### WORK REQUEST
Restate all of the material, keeping every line identical to the original.

### SUPPLIED MATERIAL
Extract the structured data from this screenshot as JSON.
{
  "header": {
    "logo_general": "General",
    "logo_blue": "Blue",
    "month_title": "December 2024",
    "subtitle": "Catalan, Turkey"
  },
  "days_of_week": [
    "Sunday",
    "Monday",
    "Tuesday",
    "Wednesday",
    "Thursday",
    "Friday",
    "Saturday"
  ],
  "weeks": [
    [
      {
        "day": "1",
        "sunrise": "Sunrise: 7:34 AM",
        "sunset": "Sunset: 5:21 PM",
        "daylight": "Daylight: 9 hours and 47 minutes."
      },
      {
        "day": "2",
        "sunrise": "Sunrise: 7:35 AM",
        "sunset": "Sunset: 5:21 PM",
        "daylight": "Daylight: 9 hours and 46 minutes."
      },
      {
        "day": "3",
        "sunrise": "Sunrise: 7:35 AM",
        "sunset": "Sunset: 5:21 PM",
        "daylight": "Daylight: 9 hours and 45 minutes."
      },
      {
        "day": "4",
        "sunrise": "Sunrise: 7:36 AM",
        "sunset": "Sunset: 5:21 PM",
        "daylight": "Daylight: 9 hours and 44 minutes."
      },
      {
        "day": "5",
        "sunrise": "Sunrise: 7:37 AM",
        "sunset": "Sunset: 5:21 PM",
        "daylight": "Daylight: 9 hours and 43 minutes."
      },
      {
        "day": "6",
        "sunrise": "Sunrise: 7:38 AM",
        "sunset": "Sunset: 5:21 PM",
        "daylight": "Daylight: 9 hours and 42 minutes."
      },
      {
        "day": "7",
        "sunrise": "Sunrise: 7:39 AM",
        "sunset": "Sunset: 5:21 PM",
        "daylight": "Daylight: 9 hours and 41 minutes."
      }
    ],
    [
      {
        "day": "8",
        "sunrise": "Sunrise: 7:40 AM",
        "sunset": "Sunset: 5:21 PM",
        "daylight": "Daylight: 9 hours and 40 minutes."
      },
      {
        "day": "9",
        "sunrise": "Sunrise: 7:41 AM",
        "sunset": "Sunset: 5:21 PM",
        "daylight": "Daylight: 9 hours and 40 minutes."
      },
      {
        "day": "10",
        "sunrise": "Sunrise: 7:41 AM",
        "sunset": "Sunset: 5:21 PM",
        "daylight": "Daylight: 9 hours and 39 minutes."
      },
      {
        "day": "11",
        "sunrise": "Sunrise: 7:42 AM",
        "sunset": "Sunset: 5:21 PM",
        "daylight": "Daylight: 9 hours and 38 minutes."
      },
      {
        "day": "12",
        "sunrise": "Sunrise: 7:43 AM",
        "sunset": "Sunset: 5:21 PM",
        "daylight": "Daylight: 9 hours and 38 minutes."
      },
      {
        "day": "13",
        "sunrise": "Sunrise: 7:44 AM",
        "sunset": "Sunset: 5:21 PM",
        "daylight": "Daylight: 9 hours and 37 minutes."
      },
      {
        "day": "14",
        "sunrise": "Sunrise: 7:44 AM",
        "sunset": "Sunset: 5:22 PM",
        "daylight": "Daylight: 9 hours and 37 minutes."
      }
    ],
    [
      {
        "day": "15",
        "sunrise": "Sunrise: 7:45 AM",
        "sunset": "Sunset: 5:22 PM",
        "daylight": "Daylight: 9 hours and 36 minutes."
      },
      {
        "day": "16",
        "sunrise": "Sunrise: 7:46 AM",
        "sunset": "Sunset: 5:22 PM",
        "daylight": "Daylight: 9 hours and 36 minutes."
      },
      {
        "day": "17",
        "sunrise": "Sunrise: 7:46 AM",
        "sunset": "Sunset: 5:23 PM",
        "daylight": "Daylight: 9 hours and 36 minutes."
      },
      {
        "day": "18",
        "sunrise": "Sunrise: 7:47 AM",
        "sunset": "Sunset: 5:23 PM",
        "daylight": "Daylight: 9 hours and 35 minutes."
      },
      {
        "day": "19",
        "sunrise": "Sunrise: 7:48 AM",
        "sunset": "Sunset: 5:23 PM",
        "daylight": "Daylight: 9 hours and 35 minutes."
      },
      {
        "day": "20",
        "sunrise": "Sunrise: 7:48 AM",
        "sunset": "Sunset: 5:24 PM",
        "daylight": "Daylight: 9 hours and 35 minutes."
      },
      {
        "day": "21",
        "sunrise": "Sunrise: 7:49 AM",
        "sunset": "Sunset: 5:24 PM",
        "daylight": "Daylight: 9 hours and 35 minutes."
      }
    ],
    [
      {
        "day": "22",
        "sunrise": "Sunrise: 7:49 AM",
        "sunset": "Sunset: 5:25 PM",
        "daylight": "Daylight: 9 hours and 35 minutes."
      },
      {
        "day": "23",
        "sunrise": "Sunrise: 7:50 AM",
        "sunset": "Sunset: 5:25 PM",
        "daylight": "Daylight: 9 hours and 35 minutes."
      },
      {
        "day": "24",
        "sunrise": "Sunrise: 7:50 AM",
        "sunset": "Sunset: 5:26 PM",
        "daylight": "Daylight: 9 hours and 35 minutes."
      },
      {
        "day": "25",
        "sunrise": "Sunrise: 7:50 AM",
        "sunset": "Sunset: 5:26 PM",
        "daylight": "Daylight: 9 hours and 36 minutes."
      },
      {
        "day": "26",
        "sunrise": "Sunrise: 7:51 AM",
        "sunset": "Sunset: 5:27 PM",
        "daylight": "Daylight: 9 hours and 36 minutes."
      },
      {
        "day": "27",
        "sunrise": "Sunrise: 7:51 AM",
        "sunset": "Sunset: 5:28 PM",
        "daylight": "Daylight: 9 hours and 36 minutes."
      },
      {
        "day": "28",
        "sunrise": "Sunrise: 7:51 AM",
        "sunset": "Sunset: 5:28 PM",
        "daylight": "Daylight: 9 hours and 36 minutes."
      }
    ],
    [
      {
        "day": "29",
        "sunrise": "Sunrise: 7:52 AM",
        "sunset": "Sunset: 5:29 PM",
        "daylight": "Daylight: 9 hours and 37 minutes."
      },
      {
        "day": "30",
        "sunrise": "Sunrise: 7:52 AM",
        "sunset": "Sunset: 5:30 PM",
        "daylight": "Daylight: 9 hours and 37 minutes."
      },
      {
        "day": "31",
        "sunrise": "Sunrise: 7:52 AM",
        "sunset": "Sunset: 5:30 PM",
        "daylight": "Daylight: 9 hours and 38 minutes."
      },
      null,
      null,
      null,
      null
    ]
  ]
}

### RESPONSE TO THE TASK
Extract the structured data from this screenshot as JSON.
{
  "header": {
    "logo_general": "General",
    "logo_blue": "Blue",
    "month_title": "December 2024",
    "subtitle": "Catalan, Turkey"
  },
  "days_of_week": [
    "Sunday",
    "Monday",
    "Tuesday",
    "Wednesday",
    "Thursday",
    "Friday",
    "Saturday"
  ],
  "weeks": [
    [
      {
        "day": "1",
        "sunrise": "Sunrise: 7:34 AM",
        "sunset": "Sunset: 5:21 PM",
        "daylight": "Daylight: 9 hours and 47 minutes."
      },
      {
        "day": "2",
        "sunrise": "Sunrise: 7:35 AM",
        "sunset": "Sunset: 5:21 PM",
        "daylight": "Daylight: 9 hours and 46 minutes."
      },
      {
        "day": "3",
        "sunrise": "Sunrise: 7:35 AM",
        "sunset": "Sunset: 5:21 PM",
        "daylight": "Daylight: 9 hours and 45 minutes."
      },
      {
        "day": "4",
        "sunrise": "Sunrise: 7:36 AM",
        "sunset": "Sunset: 5:21 PM",
        "daylight": "Daylight: 9 hours and 44 minutes."
      },
      {
        "day": "5",
        "sunrise": "Sunrise: 7:37 AM",
        "sunset": "Sunset: 5:21 PM",
        "daylight": "Daylight: 9 hours and 43 minutes."
      },
      {
        "day": "6",
        "sunrise": "Sunrise: 7:38 AM",
        "sunset": "Sunset: 5:21 PM",
        "daylight": "Daylight: 9 hours and 42 minutes."
      },
      {
        "day": "7",
        "sunrise": "Sunrise: 7:39 AM",
        "sunset": "Sunset: 5:21 PM",
        "daylight": "Daylight: 9 hours and 41 minutes."
      }
    ],
    [
      {
        "day": "8",
        "sunrise": "Sunrise: 7:40 AM",
        "sunset": "Sunset: 5:21 PM",
        "daylight": "Daylight: 9 hours and 40 minutes."
      },
      {
        "day": "9",
        "sunrise": "Sunrise: 7:41 AM",
        "sunset": "Sunset: 5:21 PM",
        "daylight": "Daylight: 9 hours and 40 minutes."
      },
      {
        "day": "10",
        "sunrise": "Sunrise: 7:41 AM",
        "sunset": "Sunset: 5:21 PM",
        "daylight": "Daylight: 9 hours and 39 minutes."
      },
      {
        "day": "11",
        "sunrise": "Sunrise: 7:42 AM",
        "sunset": "Sunset: 5:21 PM",
        "daylight": "Daylight: 9 hours and 38 minutes."
      },
      {
        "day": "12",
        "sunrise": "Sunrise: 7:43 AM",
        "sunset": "Sunset: 5:21 PM",
        "daylight": "Daylight: 9 hours and 38 minutes."
      },
      {
        "day": "13",
        "sunrise": "Sunrise: 7:44 AM",
        "sunset": "Sunset: 5:21 PM",
        "daylight": "Daylight: 9 hours and 37 minutes."
      },
      {
        "day": "14",
        "sunrise": "Sunrise: 7:44 AM",
        "sunset": "Sunset: 5:22 PM",
        "daylight": "Daylight: 9 hours and 37 minutes."
      }
    ],
    [
      {
        "day": "15",
        "sunrise": "Sunrise: 7:45 AM",
        "sunset": "Sunset: 5:22 PM",
        "daylight": "Daylight: 9 hours and 36 minutes."
      },
      {
        "day": "16",
        "sunrise": "Sunrise: 7:46 AM",
        "sunset": "Sunset: 5:22 PM",
        "daylight": "Daylight: 9 hours and 36 minutes."
      },
      {
        "day": "17",
        "sunrise": "Sunrise: 7:46 AM",
        "sunset": "Sunset: 5:23 PM",
        "daylight": "Daylight: 9 hours and 36 minutes."
      },
      {
        "day": "18",
        "sunrise": "Sunrise: 7:47 AM",
        "sunset": "Sunset: 5:23 PM",
        "daylight": "Daylight: 9 hours and 35 minutes."
      },
      {
        "day": "19",
        "sunrise": "Sunrise: 7:48 AM",
        "sunset": "Sunset: 5:23 PM",
        "daylight": "Daylight: 9 hours and 35 minutes."
      },
      {
        "day": "20",
        "sunrise": "Sunrise: 7:48 AM",
        "sunset": "Sunset: 5:24 PM",
        "daylight": "Daylight: 9 hours and 35 minutes."
      },
      {
        "day": "21",
        "sunrise": "Sunrise: 7:49 AM",
        "sunset": "Sunset: 5:24 PM",
        "daylight": "Daylight: 9 hours and 35 minutes."
      }
    ],
    [
      {
        "day": "22",
        "sunrise": "Sunrise: 7:49 AM",
        "sunset": "Sunset: 5:25 PM",
        "daylight": "Daylight: 9 hours and 35 minutes."
      },
      {
        "day": "23",
        "sunrise": "Sunrise: 7:50 AM",
        "sunset": "Sunset: 5:25 PM",
        "daylight": "Daylight: 9 hours and 35 minutes."
      },
      {
        "day": "24",
        "sunrise": "Sunrise: 7:50 AM",
        "sunset": "Sunset: 5:26 PM",
        "daylight": "Daylight: 9 hours and 35 minutes."
      },
      {
        "day": "25",
        "sunrise": "Sunrise: 7:50 AM",
        "sunset": "Sunset: 5:26 PM",
        "daylight": "Daylight: 9 hours and 36 minutes."
      },
      {
        "day": "26",
        "sunrise": "Sunrise: 7:51 AM",
        "sunset": "Sunset: 5:27 PM",
        "daylight": "Daylight: 9 hours and 36 minutes."
      },
      {
        "day": "27",
        "sunrise": "Sunrise: 7:51 AM",
        "sunset": "Sunset: 5:28 PM",
        "daylight": "Daylight: 9 hours and 36 minutes."
      },
      {
        "day": "28",
        "sunrise": "Sunrise: 7:51 AM",
        "sunset": "Sunset: 5:28 PM",
        "daylight": "Daylight: 9 hours and 36 minutes."
      }
    ],
    [
      {
        "day": "29",
        "sunrise": "Sunrise: 7:52 AM",
        "sunset": "Sunset: 5:29 PM",
        "daylight": "Daylight: 9 hours and 37 minutes."
      },
      {
        "day": "30",
        "sunrise": "Sunrise: 7:52 AM",
        "sunset": "Sunset: 5:30 PM",
        "daylight": "Daylight: 9 hours and 37 minutes."
      },
      {
        "day": "31",
        "sunrise": "Sunrise: 7:52 AM",
        "sunset": "Sunset: 5:30 PM",
        "daylight": "Daylight: 9 hours and 38 minutes."
      },
      null,
      null,
      null,
      null
    ]
  ]
}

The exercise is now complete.